Nicolas Cage LOOKS likes hell in Leaving Las Vegas--pasty,
balding and dissipated. His clothes are askew and in most scenes
he's damp with sweat. He looks like he must smell really bad.
He plays Ben, a heartbroken, moribund alcoholic--just a total
loser--in Mike Figgis' devastating film of drunken love and sodden
We've certainly seen drunks in the movies before--Henry Chinaski
in Barfly and Don Birnam in The Lost Weekend spring
to mind--but unlike these characters, Figgis' Ben is unrepentant
and completely devoid of romanticism. He's not talented or artistic
or trying to change. He's a desperate guy who, for one reason
or another, has checked into rock bottom. "I can't remember
if I started drinking because my wife left me, or my wife left
me because I started drinking," he says, early on, revealing
a rare and intelligent clarity of purpose on the part of Figgis,
who wrote and directed. This movie isn't a facile psychological
treatise about why Ben is so fucked up, it's simply a long,
hard look at the fact he is. The result is a deeply felt, melancholy
film about a character who has surrendered to his pain.
Las Vegas is the perfect setting for such surrender, a last-chance
town for those who feel lucky and those who don't. And basically
no one is lucky in Leaving Las Vegas. The film begins with
Ben losing his job as an L.A. scriptwriter because he's on a bender.
He seems to have been on a bender for quite a while; one of the
pleasures of this film is that it doesn't bother to fill in every
little detail for you. We're left imagining why, exactly, Ben
started drinking, and how long ago. But in scene after scene,
we watch him guzzle hard liquor like water. He even brings a couple
of bottles of vodka into the shower with him. In Vegas he meets
Sera (Elisabeth Shue), a sweet, vulnerable prostitute who takes
a shine to him.
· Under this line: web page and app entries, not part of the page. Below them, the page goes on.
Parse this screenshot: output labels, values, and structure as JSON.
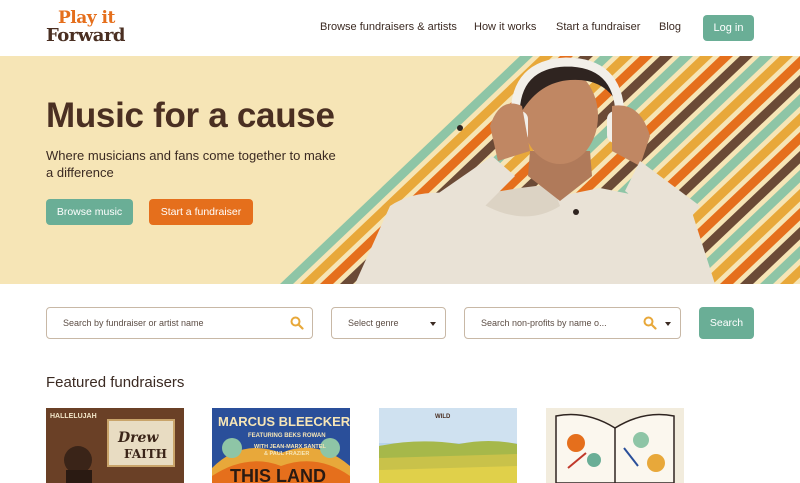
{
  "header": {
    "logo_line1": "Play it",
    "logo_line2": "Forward",
    "nav": [
      {
        "label": "Browse fundraisers & artists"
      },
      {
        "label": "How it works"
      },
      {
        "label": "Start a fundraiser"
      },
      {
        "label": "Blog"
      }
    ],
    "login_label": "Log in"
  },
  "hero": {
    "title": "Music for a cause",
    "subtitle": "Where musicians and fans come together to make a difference",
    "browse_label": "Browse music",
    "start_label": "Start a fundraiser",
    "stripe_colors": [
      "#8ec5a6",
      "#e8a83a",
      "#e56f1c",
      "#6b4a36"
    ]
  },
  "search": {
    "fundraiser_placeholder": "Search by fundraiser or artist name",
    "genre_placeholder": "Select genre",
    "nonprofit_placeholder": "Search non-profits by name o...",
    "button_label": "Search"
  },
  "featured": {
    "title": "Featured fundraisers",
    "cards": [
      {
        "top_text": "HALLELUJAH",
        "main_text": "Drew",
        "sub_text": "FAITH"
      },
      {
        "top_text": "MARCUS BLEECKER",
        "sub_text": "FEATURING BEKS ROWAN",
        "sub_text2": "WITH JEAN-MARX SANTEL",
        "sub_text3": "& PAUL FRAZIER",
        "main_text": "THIS LAND"
      },
      {
        "top_text": "WILD",
        "main_text": ""
      },
      {
        "top_text": "",
        "main_text": ""
      }
    ]
  },
  "colors": {
    "brand_orange": "#e56f1c",
    "brand_green": "#6aae96",
    "brand_brown": "#4a2f22",
    "hero_bg": "#f6e5b6"
  }
}
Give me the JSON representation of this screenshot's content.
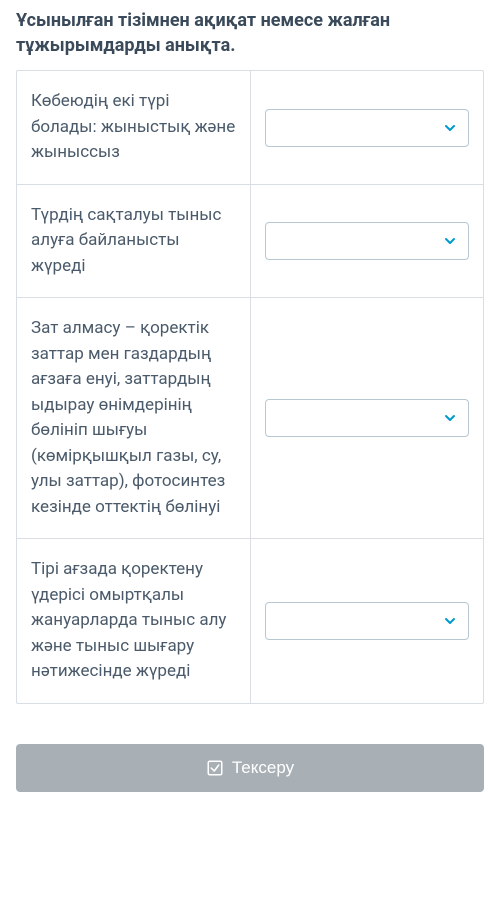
{
  "question": {
    "title": "Ұсынылған тізімнен ақиқат немесе жалған тұжырымдарды анықта."
  },
  "rows": [
    {
      "statement": "Көбеюдің екі түрі болады: жыныстық және жыныссыз"
    },
    {
      "statement": "Түрдің сақталуы тыныс алуға байланысты жүреді"
    },
    {
      "statement": "Зат алмасу – қоректік заттар мен газдардың ағзаға енуі, заттардың ыдырау өнімдерінің бөлініп шығуы (көмірқышқыл газы, су, улы заттар), фотосинтез кезінде оттектің бөлінуі"
    },
    {
      "statement": "Тірі ағзада қоректену үдерісі омыртқалы жануарларда тыныс алу және тыныс шығару нәтижесінде жүреді"
    }
  ],
  "button": {
    "submit_label": "Тексеру"
  }
}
They make a pact: She won't ever ask him to stop
drinking, and he won't ever object to her choice of occupation.
Then the film traces the erosion of that impossible pact.
It's an odd, desperate kind of love story. Both characters are
so damaged the only way they can show affection for each other
is to honor one another's sense of hurt. When Sera gives Ben a
hip flask, his eyes cloud up with gratitude. "It looks like
I must be with the right girl," he says. They buy each other
gifts, they light out for the desert--on the surface, their story
has the trappings of a traditional movie romance. But all the
while, Ben is getting the shakes and vomiting, Sera's neighbors
are becoming suspicious of her early-morning arrivals, and the
film itself is moving at a slow, drunken, underwater pace. Figgis'
direction is moody and full of tricks. Quick cuts, blurred neon,
and an almost total lack of daylight scenes act as the visual
equivalents of a fading consciousness. When Ben blithely trips
down the aisle of a liquor store, the scene is shot through with
short ellipses--little pieces of film clipped out--like clumps
of brain cells gone missing in his head.
There's not a whole lot of dialogue here either; Figgis wisely
lets music and images carry the film. It works because what we
see is so powerful and appalling: Ben filling a grocery cart with
bottles of liquor, drinking a beer underwater, swilling vodka
in a car. And then there's his physical decay. "If you could
see what I see," a bartender says, pouring him a shot in
the morning, "you wouldn't be doing what you're doing."
Figgis dispenses with the moral platitudes, but we see what the
bartender sees, and it's far more vivid and moving than a simple
warning that drink is evil.
Both Elisabeth Shue and Nicolas Cage are convincing, though Shue's
role of the good-hearted prostitute is less original. Ben is a
far more complex character. I've always thought Nicolas Cage,
the actor, has an inherently schmoozy edge; no matter what role
he's in, deep down it seems like he's a user and operator. This
calculated breeziness is a perfect background for the selfish,
self-hating Ben. Cage also manages, with seeming effortlessness,
to hold his character to a basic contradiction--he's both honestly
regretful for drinking and completely unwilling to stop. When
he's fired from his job, he emits a plaintive "sorry"
that's all the more piercing because it's both heartfelt and resigned.
The guy is sorry to be a drunk, but a drunk is what he is.